### WHAT YOU WILL DO
Only the text carries over: repeat the records exactly and drop the images.

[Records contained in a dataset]
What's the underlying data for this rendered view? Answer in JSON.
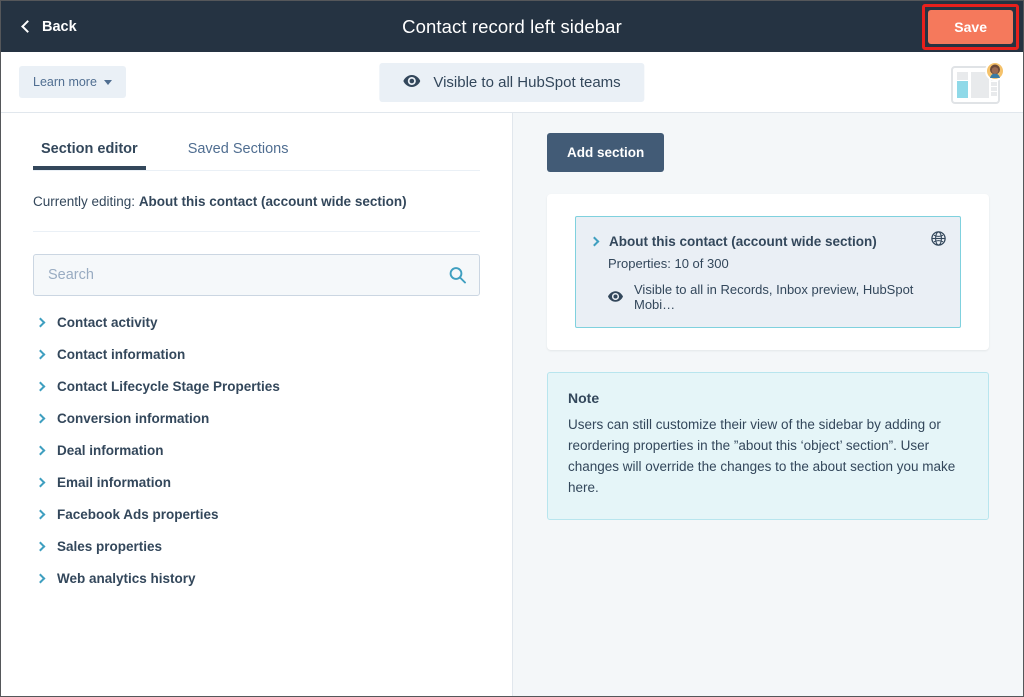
{
  "topbar": {
    "back_label": "Back",
    "title": "Contact record left sidebar",
    "save_label": "Save",
    "save_color": "#f5795c",
    "highlight_color": "#e8201c",
    "background": "#253342"
  },
  "subheader": {
    "learn_more_label": "Learn more",
    "visibility_label": "Visible to all HubSpot teams",
    "preview_thumb_name": "sidebar-layout-preview"
  },
  "left_pane": {
    "tabs": [
      {
        "label": "Section editor",
        "active": true
      },
      {
        "label": "Saved Sections",
        "active": false
      }
    ],
    "currently_editing_prefix": "Currently editing: ",
    "currently_editing_value": "About this contact (account wide section)",
    "search": {
      "placeholder": "Search",
      "value": ""
    },
    "groups": [
      {
        "label": "Contact activity"
      },
      {
        "label": "Contact information"
      },
      {
        "label": "Contact Lifecycle Stage Properties"
      },
      {
        "label": "Conversion information"
      },
      {
        "label": "Deal information"
      },
      {
        "label": "Email information"
      },
      {
        "label": "Facebook Ads properties"
      },
      {
        "label": "Sales properties"
      },
      {
        "label": "Web analytics history"
      }
    ]
  },
  "right_pane": {
    "add_section_label": "Add section",
    "section": {
      "title": "About this contact (account wide section)",
      "properties_label": "Properties: 10 of 300",
      "visibility_label": "Visible to all in Records, Inbox preview, HubSpot Mobi…",
      "accent_border": "#7fd1de"
    },
    "note": {
      "title": "Note",
      "body": "Users can still customize their view of the sidebar by adding or reordering properties in the ”about this ‘object’ section”. User changes will override the changes to the about section you make here."
    }
  }
}
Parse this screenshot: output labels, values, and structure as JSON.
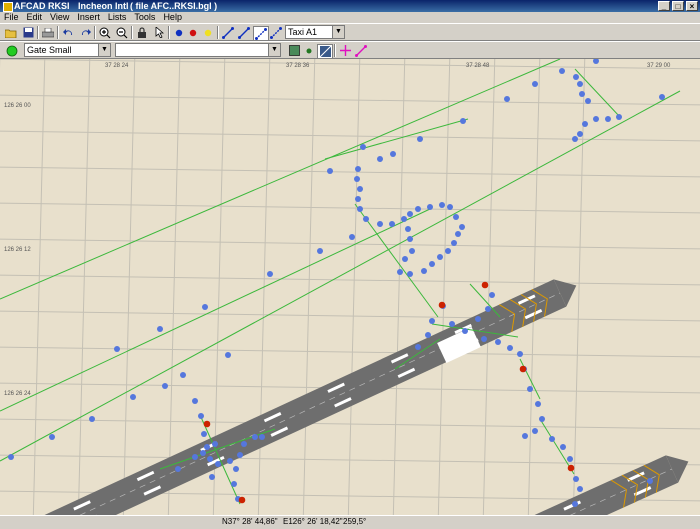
{
  "window": {
    "app": "AFCAD",
    "airport_code": "RKSI",
    "airport_name": "Incheon Intl",
    "file": "( file AFC..RKSI.bgl )"
  },
  "menu": [
    "File",
    "Edit",
    "View",
    "Insert",
    "Lists",
    "Tools",
    "Help"
  ],
  "toolbar": {
    "link_type": "Taxi A1",
    "parking_type": "Gate Small",
    "second_select": ""
  },
  "map": {
    "lon_labels": [
      "37 28 24",
      "37 28 36",
      "37 28 48",
      "37 29 00"
    ],
    "lat_labels": [
      "126 26 00",
      "126 26 12",
      "126 26 24"
    ],
    "colors": {
      "background": "#e8e0cc",
      "grid": "#c4c0b4",
      "taxi_node": "#5577dd",
      "taxi_link": "#3cb83c",
      "hold_short": "#cc2200",
      "runway": "#6e6e6e",
      "runway_marking": "#ffffff",
      "runway_edge": "#dd9900"
    }
  },
  "status": {
    "lat": "N37° 28' 44,86\"",
    "lon": "E126° 26' 18,42\"",
    "heading": "259,5°"
  }
}
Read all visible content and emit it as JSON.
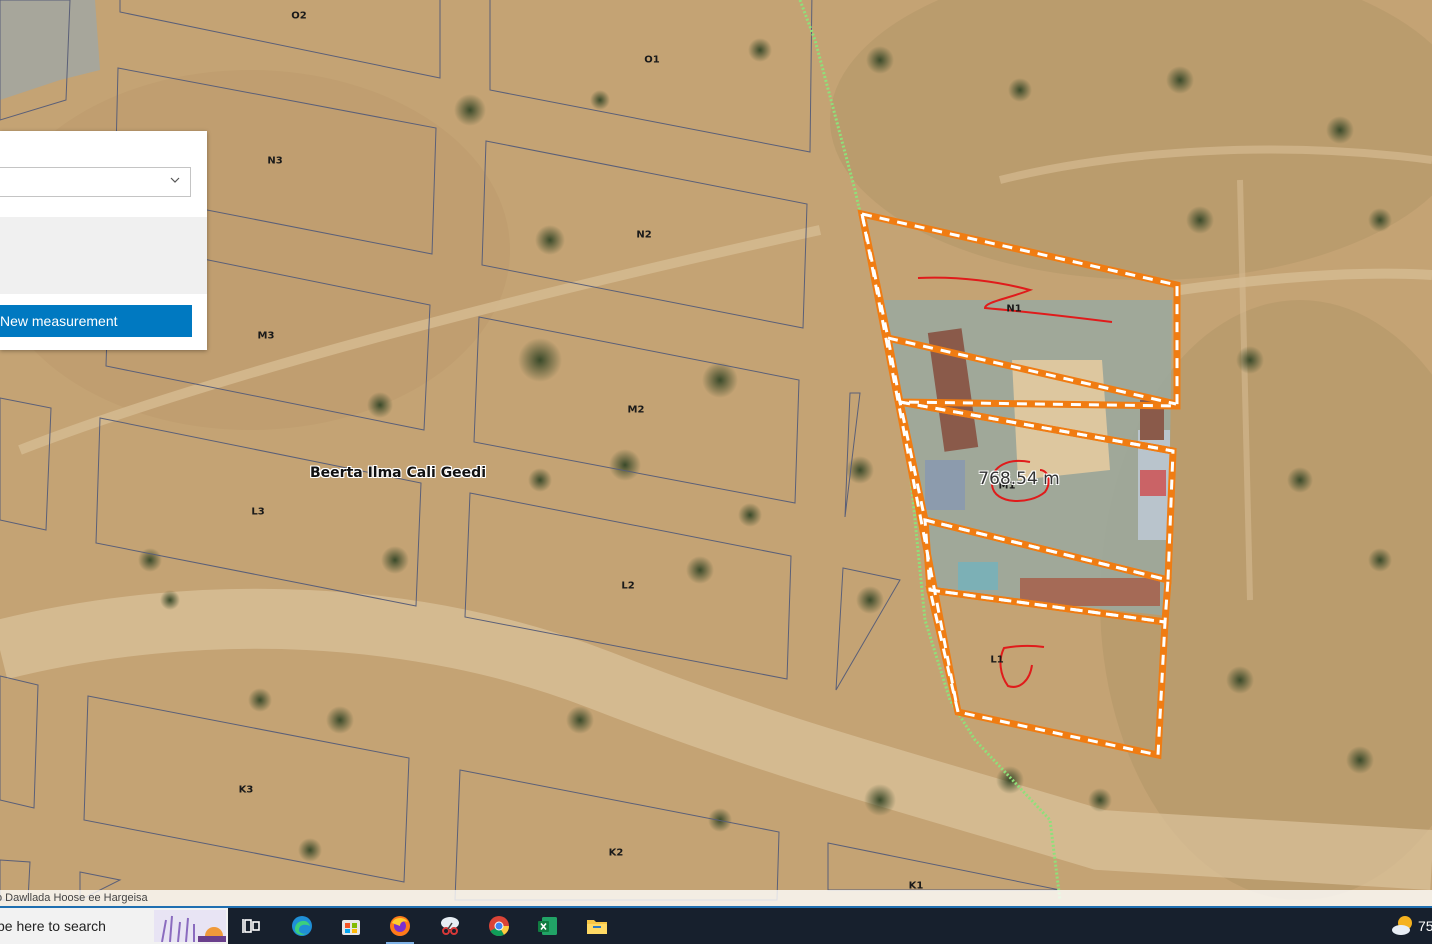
{
  "map": {
    "place_label": "Beerta Ilma Cali Geedi",
    "measurement_value": "768.54 m",
    "parcel_labels": [
      {
        "id": "O2",
        "text": "O2"
      },
      {
        "id": "O1",
        "text": "O1"
      },
      {
        "id": "N3",
        "text": "N3"
      },
      {
        "id": "N2",
        "text": "N2"
      },
      {
        "id": "N1",
        "text": "N1"
      },
      {
        "id": "M3",
        "text": "M3"
      },
      {
        "id": "M2",
        "text": "M2"
      },
      {
        "id": "M1",
        "text": "M1"
      },
      {
        "id": "L3",
        "text": "L3"
      },
      {
        "id": "L2",
        "text": "L2"
      },
      {
        "id": "L1",
        "text": "L1"
      },
      {
        "id": "K3",
        "text": "K3"
      },
      {
        "id": "K2",
        "text": "K2"
      },
      {
        "id": "K1",
        "text": "K1"
      }
    ],
    "colors": {
      "measure_line": "#f07c12",
      "measure_dash": "#ffffff",
      "parcel_outline": "#5a5f78",
      "boundary_line": "#8fe07a",
      "annotation": "#e01b1b"
    }
  },
  "widget": {
    "unit_select_value": "",
    "new_measurement_label": "New measurement",
    "button_color": "#0079c1"
  },
  "attribution": {
    "text": "o Dawllada Hoose ee Hargeisa"
  },
  "taskbar": {
    "search_text": "pe here to search",
    "icons": [
      "task-view-icon",
      "edge-icon",
      "store-icon",
      "firefox-icon",
      "snipping-tool-icon",
      "chrome-icon",
      "excel-icon",
      "file-explorer-icon"
    ],
    "active_icon": "firefox-icon",
    "weather_temp": "75"
  }
}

### YOUR SOLUTION
What's the underlying data for this rendered view? Answer in JSON.
{
  "topbar": {
    "back_label": "Back",
    "title": "Contact record left sidebar",
    "save_label": "Save",
    "save_color": "#f5795c",
    "highlight_color": "#e8201c",
    "background": "#253342"
  },
  "subheader": {
    "learn_more_label": "Learn more",
    "visibility_label": "Visible to all HubSpot teams",
    "preview_thumb_name": "sidebar-layout-preview"
  },
  "left_pane": {
    "tabs": [
      {
        "label": "Section editor",
        "active": true
      },
      {
        "label": "Saved Sections",
        "active": false
      }
    ],
    "currently_editing_prefix": "Currently editing: ",
    "currently_editing_value": "About this contact (account wide section)",
    "search": {
      "placeholder": "Search",
      "value": ""
    },
    "groups": [
      {
        "label": "Contact activity"
      },
      {
        "label": "Contact information"
      },
      {
        "label": "Contact Lifecycle Stage Properties"
      },
      {
        "label": "Conversion information"
      },
      {
        "label": "Deal information"
      },
      {
        "label": "Email information"
      },
      {
        "label": "Facebook Ads properties"
      },
      {
        "label": "Sales properties"
      },
      {
        "label": "Web analytics history"
      }
    ]
  },
  "right_pane": {
    "add_section_label": "Add section",
    "section": {
      "title": "About this contact (account wide section)",
      "properties_label": "Properties: 10 of 300",
      "visibility_label": "Visible to all in Records, Inbox preview, HubSpot Mobi…",
      "accent_border": "#7fd1de"
    },
    "note": {
      "title": "Note",
      "body": "Users can still customize their view of the sidebar by adding or reordering properties in the ”about this ‘object’ section”. User changes will override the changes to the about section you make here."
    }
  }
}
Parse this screenshot: output labels, values, and structure as JSON.
{
  "window": {
    "app": "AFCAD",
    "airport_code": "RKSI",
    "airport_name": "Incheon Intl",
    "file": "( file AFC..RKSI.bgl )"
  },
  "menu": [
    "File",
    "Edit",
    "View",
    "Insert",
    "Lists",
    "Tools",
    "Help"
  ],
  "toolbar": {
    "link_type": "Taxi A1",
    "parking_type": "Gate Small",
    "second_select": ""
  },
  "map": {
    "lon_labels": [
      "37 28 24",
      "37 28 36",
      "37 28 48",
      "37 29 00"
    ],
    "lat_labels": [
      "126 26 00",
      "126 26 12",
      "126 26 24"
    ],
    "colors": {
      "background": "#e8e0cc",
      "grid": "#c4c0b4",
      "taxi_node": "#5577dd",
      "taxi_link": "#3cb83c",
      "hold_short": "#cc2200",
      "runway": "#6e6e6e",
      "runway_marking": "#ffffff",
      "runway_edge": "#dd9900"
    }
  },
  "status": {
    "lat": "N37° 28' 44,86\"",
    "lon": "E126° 26' 18,42\"",
    "heading": "259,5°"
  }
}
Read all visible content and emit it as JSON.
{
  "map": {
    "place_label": "Beerta Ilma Cali Geedi",
    "measurement_value": "768.54 m",
    "parcel_labels": [
      {
        "id": "O2",
        "text": "O2"
      },
      {
        "id": "O1",
        "text": "O1"
      },
      {
        "id": "N3",
        "text": "N3"
      },
      {
        "id": "N2",
        "text": "N2"
      },
      {
        "id": "N1",
        "text": "N1"
      },
      {
        "id": "M3",
        "text": "M3"
      },
      {
        "id": "M2",
        "text": "M2"
      },
      {
        "id": "M1",
        "text": "M1"
      },
      {
        "id": "L3",
        "text": "L3"
      },
      {
        "id": "L2",
        "text": "L2"
      },
      {
        "id": "L1",
        "text": "L1"
      },
      {
        "id": "K3",
        "text": "K3"
      },
      {
        "id": "K2",
        "text": "K2"
      },
      {
        "id": "K1",
        "text": "K1"
      }
    ],
    "colors": {
      "measure_line": "#f07c12",
      "measure_dash": "#ffffff",
      "parcel_outline": "#5a5f78",
      "boundary_line": "#8fe07a",
      "annotation": "#e01b1b"
    }
  },
  "widget": {
    "unit_select_value": "",
    "new_measurement_label": "New measurement",
    "button_color": "#0079c1"
  },
  "attribution": {
    "text": "o Dawllada Hoose ee Hargeisa"
  },
  "taskbar": {
    "search_text": "pe here to search",
    "icons": [
      "task-view-icon",
      "edge-icon",
      "store-icon",
      "firefox-icon",
      "snipping-tool-icon",
      "chrome-icon",
      "excel-icon",
      "file-explorer-icon"
    ],
    "active_icon": "firefox-icon",
    "weather_temp": "75"
  }
}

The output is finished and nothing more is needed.